Here at Air Courtage, we admire the pioneering spirit and endeavour that make the dreams of innovators and ordinary people come true.
On the 4th of August 2019, Francky Zapata, founder of the company that created the Flyboard, an individual air mobility platform, achieved his dream to be called “the flying man”. He crossed the English Channel on board his Flyboard Air at 20 meters above the water. Standing on his board, he flew the 21 miles that separate France and England at a speed that reached 170 kph (105 mph).
It was a truly remarkable achievement that could not, in today’s risk mitigated world, have been accomplished without proper insurance in force. Fortunately, Air Courtage Assurance was here to help Francky to find and set-up an insurance solution for what many insurers considered uninsurable venture.
There are various reasons why an insurer is worried about a ‘new risk’, and the main one is related to the absence of statistics. In fact, a prototype is, by nature, an increased risk for the insurer as the test flights have not yet been carried out. If we take a look at some recent examples, we can in fact see that there could be quite a lot of incidents/accidents at these early stages of the testing process.
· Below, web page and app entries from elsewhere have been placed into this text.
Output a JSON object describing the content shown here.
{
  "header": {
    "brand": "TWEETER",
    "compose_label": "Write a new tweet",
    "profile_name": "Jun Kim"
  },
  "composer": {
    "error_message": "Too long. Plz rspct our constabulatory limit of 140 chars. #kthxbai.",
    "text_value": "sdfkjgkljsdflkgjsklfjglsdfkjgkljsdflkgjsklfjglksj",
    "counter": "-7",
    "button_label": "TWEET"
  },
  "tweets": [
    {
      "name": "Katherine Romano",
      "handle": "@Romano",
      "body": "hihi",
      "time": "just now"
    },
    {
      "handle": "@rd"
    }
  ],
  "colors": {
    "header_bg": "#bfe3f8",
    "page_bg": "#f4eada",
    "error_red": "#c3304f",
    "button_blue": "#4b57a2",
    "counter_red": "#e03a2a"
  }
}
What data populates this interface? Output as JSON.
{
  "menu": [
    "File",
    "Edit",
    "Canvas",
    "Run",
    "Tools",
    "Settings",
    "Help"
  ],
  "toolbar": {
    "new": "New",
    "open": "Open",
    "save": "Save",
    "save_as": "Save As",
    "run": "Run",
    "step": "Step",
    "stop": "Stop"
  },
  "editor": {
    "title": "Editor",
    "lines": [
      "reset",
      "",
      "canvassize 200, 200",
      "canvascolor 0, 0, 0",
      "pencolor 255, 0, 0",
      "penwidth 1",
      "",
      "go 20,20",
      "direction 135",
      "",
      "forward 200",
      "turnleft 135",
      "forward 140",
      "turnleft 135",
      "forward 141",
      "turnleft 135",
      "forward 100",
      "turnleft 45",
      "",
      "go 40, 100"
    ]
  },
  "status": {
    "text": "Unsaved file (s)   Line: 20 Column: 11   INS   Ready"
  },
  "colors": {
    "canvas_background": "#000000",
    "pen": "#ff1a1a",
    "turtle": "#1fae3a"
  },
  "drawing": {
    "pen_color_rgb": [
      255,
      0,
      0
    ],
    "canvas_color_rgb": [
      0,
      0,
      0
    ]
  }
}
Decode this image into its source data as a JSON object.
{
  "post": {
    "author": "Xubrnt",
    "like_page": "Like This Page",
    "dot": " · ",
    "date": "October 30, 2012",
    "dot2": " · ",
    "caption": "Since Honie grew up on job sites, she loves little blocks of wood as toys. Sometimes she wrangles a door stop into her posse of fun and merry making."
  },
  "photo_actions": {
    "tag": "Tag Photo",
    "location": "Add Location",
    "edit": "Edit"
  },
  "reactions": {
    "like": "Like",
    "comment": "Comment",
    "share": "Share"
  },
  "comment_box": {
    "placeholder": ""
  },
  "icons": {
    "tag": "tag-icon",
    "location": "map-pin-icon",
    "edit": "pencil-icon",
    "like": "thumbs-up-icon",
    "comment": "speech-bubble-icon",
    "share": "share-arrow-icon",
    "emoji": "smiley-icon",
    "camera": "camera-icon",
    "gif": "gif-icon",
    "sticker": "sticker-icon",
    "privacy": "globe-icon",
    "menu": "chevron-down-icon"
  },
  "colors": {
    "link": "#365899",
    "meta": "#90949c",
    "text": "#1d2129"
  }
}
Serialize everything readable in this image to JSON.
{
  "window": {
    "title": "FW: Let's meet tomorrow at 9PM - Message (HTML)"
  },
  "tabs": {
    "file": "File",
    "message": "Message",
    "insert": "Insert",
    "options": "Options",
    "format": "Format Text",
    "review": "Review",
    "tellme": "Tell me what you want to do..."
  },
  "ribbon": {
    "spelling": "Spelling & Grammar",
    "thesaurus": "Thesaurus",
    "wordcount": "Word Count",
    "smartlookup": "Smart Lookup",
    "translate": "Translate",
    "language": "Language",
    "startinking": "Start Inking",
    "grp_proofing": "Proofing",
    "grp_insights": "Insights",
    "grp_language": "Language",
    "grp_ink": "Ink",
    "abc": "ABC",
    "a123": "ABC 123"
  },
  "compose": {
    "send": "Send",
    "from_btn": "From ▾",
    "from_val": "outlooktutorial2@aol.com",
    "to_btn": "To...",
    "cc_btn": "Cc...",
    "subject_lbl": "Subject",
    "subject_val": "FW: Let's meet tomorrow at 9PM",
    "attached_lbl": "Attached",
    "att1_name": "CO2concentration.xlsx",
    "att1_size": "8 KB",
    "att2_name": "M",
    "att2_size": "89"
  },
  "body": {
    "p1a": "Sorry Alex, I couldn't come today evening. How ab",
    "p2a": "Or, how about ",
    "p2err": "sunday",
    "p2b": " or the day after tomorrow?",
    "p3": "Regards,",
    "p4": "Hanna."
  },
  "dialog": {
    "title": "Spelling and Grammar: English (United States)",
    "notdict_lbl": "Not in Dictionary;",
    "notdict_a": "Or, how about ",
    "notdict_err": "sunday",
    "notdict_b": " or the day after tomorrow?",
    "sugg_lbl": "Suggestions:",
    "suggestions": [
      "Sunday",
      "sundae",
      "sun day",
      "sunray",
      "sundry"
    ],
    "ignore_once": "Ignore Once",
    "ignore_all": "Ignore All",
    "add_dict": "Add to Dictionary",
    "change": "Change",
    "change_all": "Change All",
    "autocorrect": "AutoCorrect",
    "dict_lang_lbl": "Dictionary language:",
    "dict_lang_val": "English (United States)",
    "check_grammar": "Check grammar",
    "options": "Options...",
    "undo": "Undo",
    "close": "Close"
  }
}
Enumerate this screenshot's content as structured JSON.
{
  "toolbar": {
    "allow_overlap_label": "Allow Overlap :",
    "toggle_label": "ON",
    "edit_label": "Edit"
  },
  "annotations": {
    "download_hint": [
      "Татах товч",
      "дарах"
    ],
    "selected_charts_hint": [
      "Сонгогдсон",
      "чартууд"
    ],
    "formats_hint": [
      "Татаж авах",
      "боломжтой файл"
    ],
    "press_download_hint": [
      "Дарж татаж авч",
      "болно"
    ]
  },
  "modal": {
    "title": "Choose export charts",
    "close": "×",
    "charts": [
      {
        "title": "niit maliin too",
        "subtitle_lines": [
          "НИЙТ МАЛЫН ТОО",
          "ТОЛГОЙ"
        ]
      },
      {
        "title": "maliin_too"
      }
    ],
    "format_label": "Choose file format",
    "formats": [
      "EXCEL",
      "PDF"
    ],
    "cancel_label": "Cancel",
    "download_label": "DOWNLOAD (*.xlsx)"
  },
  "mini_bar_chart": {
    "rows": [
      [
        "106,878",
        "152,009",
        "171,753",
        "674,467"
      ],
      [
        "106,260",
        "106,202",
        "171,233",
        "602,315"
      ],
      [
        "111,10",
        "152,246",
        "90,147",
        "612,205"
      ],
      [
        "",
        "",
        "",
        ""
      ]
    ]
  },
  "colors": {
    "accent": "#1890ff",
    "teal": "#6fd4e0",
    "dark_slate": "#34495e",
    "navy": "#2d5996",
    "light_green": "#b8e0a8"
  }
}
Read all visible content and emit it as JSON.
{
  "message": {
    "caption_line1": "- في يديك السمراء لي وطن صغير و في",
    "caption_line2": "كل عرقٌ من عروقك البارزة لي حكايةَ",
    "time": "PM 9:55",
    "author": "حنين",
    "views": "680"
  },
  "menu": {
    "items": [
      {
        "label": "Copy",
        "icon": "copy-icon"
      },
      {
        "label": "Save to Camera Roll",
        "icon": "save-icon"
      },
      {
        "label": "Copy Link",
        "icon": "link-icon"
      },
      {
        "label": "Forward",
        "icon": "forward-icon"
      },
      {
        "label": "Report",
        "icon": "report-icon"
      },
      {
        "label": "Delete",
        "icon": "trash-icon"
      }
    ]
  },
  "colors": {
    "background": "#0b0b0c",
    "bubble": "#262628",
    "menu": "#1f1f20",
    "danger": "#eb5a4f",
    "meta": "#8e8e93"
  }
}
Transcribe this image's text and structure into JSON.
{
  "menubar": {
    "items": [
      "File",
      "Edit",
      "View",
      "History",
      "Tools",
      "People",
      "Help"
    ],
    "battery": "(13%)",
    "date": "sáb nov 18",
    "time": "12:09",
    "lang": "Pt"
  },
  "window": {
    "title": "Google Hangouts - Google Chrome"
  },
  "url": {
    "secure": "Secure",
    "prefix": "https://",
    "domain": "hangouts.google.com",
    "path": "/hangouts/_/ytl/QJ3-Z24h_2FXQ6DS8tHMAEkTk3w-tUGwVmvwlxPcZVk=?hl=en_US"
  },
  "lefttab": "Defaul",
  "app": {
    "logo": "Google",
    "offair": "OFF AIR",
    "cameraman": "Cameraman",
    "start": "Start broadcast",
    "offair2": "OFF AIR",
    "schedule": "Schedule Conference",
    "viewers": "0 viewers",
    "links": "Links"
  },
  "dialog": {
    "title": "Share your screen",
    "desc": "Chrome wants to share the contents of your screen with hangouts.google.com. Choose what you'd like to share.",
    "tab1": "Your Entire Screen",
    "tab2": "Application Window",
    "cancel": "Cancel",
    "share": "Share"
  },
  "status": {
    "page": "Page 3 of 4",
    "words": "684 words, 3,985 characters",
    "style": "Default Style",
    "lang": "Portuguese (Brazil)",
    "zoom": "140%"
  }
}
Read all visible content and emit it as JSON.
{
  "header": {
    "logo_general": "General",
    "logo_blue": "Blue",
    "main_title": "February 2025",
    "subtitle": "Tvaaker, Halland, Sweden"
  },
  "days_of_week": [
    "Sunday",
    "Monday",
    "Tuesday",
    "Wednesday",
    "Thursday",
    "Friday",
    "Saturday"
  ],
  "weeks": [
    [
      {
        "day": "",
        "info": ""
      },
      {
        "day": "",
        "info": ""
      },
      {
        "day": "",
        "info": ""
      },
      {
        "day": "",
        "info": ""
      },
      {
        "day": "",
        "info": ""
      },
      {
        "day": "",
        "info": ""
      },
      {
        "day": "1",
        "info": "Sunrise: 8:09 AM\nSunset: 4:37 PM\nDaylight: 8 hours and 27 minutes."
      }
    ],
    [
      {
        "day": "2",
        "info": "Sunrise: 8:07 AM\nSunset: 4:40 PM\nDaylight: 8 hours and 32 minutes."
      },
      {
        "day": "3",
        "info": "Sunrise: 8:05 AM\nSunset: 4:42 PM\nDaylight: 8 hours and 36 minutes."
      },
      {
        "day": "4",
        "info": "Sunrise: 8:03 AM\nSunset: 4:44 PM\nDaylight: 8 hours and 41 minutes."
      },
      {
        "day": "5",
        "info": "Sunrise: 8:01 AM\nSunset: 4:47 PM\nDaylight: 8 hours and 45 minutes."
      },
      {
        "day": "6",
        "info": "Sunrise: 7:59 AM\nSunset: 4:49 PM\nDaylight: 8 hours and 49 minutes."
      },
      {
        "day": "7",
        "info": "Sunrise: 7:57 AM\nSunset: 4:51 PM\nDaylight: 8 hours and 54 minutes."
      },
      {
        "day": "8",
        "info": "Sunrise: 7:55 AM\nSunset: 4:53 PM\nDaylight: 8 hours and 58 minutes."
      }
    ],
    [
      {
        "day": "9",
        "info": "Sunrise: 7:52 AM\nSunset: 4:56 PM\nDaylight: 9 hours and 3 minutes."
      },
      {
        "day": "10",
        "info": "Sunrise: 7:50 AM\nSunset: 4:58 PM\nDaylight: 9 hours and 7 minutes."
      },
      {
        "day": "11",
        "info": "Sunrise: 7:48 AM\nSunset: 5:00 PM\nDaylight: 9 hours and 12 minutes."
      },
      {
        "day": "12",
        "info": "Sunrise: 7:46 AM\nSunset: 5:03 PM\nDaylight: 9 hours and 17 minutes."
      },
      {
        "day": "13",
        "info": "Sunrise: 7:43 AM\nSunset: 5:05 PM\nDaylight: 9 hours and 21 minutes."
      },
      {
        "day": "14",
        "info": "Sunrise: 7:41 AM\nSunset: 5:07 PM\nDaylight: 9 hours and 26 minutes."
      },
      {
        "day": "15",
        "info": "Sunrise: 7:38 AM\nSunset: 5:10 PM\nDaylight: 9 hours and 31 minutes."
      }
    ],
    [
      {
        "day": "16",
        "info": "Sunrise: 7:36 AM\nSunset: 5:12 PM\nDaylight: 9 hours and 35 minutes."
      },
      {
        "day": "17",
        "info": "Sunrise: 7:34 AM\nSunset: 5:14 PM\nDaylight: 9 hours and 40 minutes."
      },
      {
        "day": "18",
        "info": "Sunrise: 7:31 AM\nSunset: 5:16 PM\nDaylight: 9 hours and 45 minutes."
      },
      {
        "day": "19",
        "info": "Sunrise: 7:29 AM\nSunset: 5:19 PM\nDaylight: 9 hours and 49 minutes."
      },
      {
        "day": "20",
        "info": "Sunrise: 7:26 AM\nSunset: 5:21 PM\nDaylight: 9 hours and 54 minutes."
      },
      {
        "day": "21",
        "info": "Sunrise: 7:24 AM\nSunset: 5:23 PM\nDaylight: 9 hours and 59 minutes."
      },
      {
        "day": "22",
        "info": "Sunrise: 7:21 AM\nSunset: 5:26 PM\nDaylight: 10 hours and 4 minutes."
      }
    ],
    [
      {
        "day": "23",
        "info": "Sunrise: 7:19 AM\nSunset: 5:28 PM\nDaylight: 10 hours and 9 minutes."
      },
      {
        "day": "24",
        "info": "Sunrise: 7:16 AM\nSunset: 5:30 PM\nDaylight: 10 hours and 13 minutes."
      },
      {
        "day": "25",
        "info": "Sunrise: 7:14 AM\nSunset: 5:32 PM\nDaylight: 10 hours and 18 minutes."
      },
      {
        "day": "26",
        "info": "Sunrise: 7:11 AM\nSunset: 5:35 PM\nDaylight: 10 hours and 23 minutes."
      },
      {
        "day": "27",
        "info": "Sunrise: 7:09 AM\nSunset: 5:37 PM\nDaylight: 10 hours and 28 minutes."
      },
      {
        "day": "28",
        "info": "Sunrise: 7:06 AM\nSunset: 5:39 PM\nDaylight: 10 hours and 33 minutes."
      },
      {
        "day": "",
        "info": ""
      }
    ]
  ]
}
For example, Boeing and its subsidiary Aurora Flight Science’s unmanned passenger air vehicle (PAV) prototype, crashed on the 4th of June 2019 during its fifth test flight in Manassas.
Additionally, it is a very heterogeneous risk for the insurer, with no statistical information to enable the insurer to determine with precision what could be the maximum possible loss, or the potential frequency of such a loss occurring. The ‘product’ being new, the insurer does not know yet if it really is reliable and safe, so the perception of the risk is inherently subjective. You may, for instance recall an innovative American amphibious light-sport aircraft which appeared to be a very promising aircraft during initial testing. Unfortunately, it then suffered a couple of serious accidents, tragically resulting in the death of the test pilot in in one and a famous US baseball player in the other, which clearly put its launch in jeopardy. From the insurer’s point of view, even if they supported the risk from the very beginning, the necessary continuity to ensure some acceptable premium volume is not guaranteed.
Furthermore, insurers tend to be quite reluctant to take on innovative risks, as they cannot reach the critical mass, which is one of the pillars of insurance, especially if they fail to mutualize individual initiatives. They usually feel that the limit they cover is not in line with the extent of the premium earned, and that they will never recover from a claim. Even though it is in contradiction with insurance and its principle of mutualisation of risks, insurers tend to look at the ‘Payback Period’, which is the amount of time needed to earn back the cost of a potential claim. This is a growing trend as most companies now look for ‘safe risks’, a balanced portfolio and immediate profits.
All of these reasons justify the tendency of insurers to keep away from risks involving innovation.
There is lot of talent and innovation in the aviation world, and recently our team was pleased to assist with the presentation of Ivan Shaw’s ISA180 SEEKER during the LAA Rallye. We wish the ISA180 a very successful future, as with the Europa!
At Air Courtage, we aim to be especially supportive of those who are designing tomorrow’s aviation solutions and we understand that innovation can be a path full of pitfalls. We are committed to doing everything in our power to simplify its insurance formalities.